The occurrence of dysfibrinogenemias in our patients suggests that abnormality may be a consequence of liver damage resulting in abnormal fibrinogen level in these patients.


The estimation of fibrinogen level is an important diagnostic index permitting us to follow the dynamics of the disease and it may also be helpful in diagnosing the haemorrhagic tendencies before they are clinically manifested. Further investigations into the nature of these alterations in fibrinogen level may provide a basis for better understanding of the pathogenetic mechanism responsible for it in the patients of cirrhosis liver.


1.        Kwan SW, Fuller GH. Immunochemical characterization of fibrinogen induction in liver. Biochem Biophys Acta (Amst). (1977); pp 475-659.

2.        Roberts HR, Cederbaum AI. The liver and blood coagulation. Physiology and Pathology. Gastroenterology 1972; 63: 297.

3.        Sherlock S. Ascites. Diseases of the liver and biliary system. 5th Ed. pp 122-149. Zullusky R; Furie B. Haematologic complications of liver disease and alcoholism. In Hoffman et al, eds (1), pp 2096-2103.

4.        Bloom AL. Intravascular coagulation and liver. Brit J Haematol 1975; 30: 1.

5.        Lane DA, Scully MF, Thomas DP, Kakkar VV, Woolf IL. Williams R. Acquired dysfibrinogenemia in acute and chronic liver disease. British.J Haematol 1977; 35: 301.

6.        Palascak J, Martinz J. Dysfibrinogenemia associated with liver disease. J Clin Invest 1977; 60: 89.

7.        Barr RD, Ouna N, Simpson JC, Bagshave AF. Dysfibrinogenemia and primary hepatocellular carcinoma. Quart J Med 1986; 45: 647.

8.        Gralnick H, Gilvelber H, Abrams E. Dysfibrinogenemia associated with hepatoma, increased carbohydrate content of fibrinogen molecule. New Engl J Med 1978; 299: 221.

9.        Martinz J, Palascak J, Kawasniak D. Abnormal sialic acid content of the dys- fibrinogenemia associated with liver disease. J Clin Inves 1978; 61: 535.

10.     Calabrese S, Gianstante C, Sammaritini C, Benedetti A. Platelet aggregation and various coagulation parameters in liver cirrhosis. Minerva Medica 1984; 75 (18): 47-52.

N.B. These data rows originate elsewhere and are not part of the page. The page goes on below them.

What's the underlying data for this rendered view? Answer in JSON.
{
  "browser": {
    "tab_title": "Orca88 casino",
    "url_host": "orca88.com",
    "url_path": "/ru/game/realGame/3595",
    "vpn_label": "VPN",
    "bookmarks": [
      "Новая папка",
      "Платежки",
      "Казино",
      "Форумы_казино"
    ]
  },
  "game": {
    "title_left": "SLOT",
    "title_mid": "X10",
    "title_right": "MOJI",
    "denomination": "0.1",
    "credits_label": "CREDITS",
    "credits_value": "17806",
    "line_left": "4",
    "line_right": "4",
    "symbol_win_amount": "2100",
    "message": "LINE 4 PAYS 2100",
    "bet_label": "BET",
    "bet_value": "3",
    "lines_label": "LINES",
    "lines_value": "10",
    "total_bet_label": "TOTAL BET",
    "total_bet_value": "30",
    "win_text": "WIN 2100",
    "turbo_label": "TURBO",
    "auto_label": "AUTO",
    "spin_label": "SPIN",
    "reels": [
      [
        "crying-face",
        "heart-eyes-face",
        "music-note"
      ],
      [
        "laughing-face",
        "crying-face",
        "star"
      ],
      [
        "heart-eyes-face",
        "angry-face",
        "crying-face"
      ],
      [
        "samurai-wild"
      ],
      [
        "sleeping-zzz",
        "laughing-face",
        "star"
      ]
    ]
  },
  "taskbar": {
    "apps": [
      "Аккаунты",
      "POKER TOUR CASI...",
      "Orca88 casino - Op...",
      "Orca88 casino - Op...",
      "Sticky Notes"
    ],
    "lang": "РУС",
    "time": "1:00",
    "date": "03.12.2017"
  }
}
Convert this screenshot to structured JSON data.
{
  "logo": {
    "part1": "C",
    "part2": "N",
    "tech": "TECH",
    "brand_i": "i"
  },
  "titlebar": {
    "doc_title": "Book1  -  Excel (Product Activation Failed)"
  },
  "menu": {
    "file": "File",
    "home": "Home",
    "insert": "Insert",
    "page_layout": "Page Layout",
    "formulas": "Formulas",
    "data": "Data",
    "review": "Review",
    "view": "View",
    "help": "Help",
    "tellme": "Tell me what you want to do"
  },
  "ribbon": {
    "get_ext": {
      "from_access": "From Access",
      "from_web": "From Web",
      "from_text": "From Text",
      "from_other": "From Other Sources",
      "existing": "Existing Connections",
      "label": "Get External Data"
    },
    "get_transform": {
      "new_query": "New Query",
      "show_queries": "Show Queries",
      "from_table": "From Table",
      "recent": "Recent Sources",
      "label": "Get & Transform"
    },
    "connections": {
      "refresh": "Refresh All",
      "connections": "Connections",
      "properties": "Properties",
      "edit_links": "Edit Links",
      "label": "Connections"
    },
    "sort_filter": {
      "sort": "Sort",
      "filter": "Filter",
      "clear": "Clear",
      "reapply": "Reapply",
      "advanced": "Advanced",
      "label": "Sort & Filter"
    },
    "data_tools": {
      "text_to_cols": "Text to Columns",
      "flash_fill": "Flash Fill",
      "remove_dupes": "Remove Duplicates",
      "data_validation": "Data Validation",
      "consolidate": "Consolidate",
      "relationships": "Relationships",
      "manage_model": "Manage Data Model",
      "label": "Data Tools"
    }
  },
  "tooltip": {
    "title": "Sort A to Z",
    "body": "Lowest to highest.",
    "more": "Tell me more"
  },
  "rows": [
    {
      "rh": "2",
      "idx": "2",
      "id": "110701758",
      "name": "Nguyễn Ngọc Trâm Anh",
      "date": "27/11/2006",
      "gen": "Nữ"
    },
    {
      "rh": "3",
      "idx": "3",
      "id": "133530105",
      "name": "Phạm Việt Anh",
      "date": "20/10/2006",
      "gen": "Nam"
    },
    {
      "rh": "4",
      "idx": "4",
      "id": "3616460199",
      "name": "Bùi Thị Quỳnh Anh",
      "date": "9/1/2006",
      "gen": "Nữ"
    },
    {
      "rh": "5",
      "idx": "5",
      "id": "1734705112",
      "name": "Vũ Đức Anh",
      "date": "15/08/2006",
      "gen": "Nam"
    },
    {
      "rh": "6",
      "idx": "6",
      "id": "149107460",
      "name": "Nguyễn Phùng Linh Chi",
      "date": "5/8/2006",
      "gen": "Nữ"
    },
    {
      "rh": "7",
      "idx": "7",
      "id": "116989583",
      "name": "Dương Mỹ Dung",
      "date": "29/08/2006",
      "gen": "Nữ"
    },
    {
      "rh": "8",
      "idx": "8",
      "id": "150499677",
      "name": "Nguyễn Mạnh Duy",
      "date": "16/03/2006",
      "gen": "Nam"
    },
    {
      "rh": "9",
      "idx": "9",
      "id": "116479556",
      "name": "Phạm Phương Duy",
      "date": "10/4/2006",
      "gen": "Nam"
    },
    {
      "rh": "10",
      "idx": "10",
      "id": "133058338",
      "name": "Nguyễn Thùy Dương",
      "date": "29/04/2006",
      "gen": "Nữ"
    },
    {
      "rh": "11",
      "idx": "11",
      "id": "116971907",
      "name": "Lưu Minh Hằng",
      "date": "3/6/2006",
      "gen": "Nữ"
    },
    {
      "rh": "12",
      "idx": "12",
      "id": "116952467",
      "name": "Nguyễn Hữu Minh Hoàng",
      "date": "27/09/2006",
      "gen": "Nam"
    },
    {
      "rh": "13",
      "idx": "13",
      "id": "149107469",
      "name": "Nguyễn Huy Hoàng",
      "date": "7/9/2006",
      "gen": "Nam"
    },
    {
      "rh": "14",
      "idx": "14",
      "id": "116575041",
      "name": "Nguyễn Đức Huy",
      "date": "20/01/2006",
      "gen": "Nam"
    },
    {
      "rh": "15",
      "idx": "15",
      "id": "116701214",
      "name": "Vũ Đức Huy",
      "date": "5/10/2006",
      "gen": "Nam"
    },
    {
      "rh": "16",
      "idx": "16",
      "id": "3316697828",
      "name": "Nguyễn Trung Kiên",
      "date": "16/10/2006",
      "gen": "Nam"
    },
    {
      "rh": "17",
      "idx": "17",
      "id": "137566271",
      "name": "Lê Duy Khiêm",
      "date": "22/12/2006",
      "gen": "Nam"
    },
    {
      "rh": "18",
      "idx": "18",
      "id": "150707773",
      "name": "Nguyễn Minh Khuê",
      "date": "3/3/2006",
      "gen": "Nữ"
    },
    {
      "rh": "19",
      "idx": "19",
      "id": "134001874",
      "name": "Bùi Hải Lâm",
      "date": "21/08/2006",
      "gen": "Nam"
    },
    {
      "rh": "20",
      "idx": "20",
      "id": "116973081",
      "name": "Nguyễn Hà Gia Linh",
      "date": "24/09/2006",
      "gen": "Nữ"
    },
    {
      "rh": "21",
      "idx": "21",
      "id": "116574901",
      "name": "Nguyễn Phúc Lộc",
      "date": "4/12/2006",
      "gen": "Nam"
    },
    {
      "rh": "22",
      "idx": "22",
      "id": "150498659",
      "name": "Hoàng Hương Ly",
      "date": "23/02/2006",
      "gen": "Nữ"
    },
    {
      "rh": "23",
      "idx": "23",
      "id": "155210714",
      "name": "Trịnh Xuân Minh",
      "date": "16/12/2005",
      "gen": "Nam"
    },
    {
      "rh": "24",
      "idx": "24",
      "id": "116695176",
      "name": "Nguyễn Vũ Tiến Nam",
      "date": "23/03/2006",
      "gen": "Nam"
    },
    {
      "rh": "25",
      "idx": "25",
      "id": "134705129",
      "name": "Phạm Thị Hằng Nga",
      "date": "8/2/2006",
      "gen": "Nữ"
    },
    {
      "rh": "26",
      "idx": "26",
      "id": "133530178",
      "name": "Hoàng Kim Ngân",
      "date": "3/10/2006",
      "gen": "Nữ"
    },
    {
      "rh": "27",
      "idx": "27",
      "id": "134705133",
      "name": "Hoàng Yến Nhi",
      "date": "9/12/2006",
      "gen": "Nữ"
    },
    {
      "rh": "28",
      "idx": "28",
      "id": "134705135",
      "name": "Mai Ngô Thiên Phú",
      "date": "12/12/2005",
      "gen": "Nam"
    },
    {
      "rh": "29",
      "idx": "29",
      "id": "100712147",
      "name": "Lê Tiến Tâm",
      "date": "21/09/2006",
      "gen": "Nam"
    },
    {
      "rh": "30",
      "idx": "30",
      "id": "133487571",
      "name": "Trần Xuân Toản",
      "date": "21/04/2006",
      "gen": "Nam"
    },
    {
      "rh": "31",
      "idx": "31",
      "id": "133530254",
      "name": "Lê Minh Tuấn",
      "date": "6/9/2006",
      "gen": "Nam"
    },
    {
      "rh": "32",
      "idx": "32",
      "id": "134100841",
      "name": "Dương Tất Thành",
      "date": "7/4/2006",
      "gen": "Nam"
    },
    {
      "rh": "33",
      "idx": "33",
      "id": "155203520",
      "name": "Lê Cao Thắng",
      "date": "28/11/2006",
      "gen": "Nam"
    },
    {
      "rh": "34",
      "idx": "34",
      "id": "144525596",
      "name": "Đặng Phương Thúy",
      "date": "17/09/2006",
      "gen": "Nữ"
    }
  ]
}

11.     Nervaiza MJ, Fernandez J, Cuesta B, Parano JA, Rocha E. Role of sialic acid in acquired dysfibrinogenemia associated with liver cirrhosis. Ricerca in clinica e in laboratorio 1986; 16 (4): 563-8.

12.     Williams EC. Dissiminated inteavascular coagulation. In Loscalgo J. Schafer A I, eds. Thrombosis and haemorrhage. Inded osten; Black well Sceintific.  1994: pp 921-32.

13.     Morsee EE. Fibrinogen and dysfibrinogenemia . Ann Clin Lab Sci 1980; 10 (4): 351-5.

14.     Sallah S, Bobzein W. Bleeding problems in patients with liver disease. Post Graduate Medical Magazine 1999; 106: 4:1

15.     Kelly DA, Tuddenham EG. Haemostatic problems in liver disease. Gut 1986; 27 (2): 339-49.

16.     Ratnoff OD, Forman WB. Criteria for the differentiation of dysfibrinogenemia states. Semin Hematol 1976; 13: 141-157.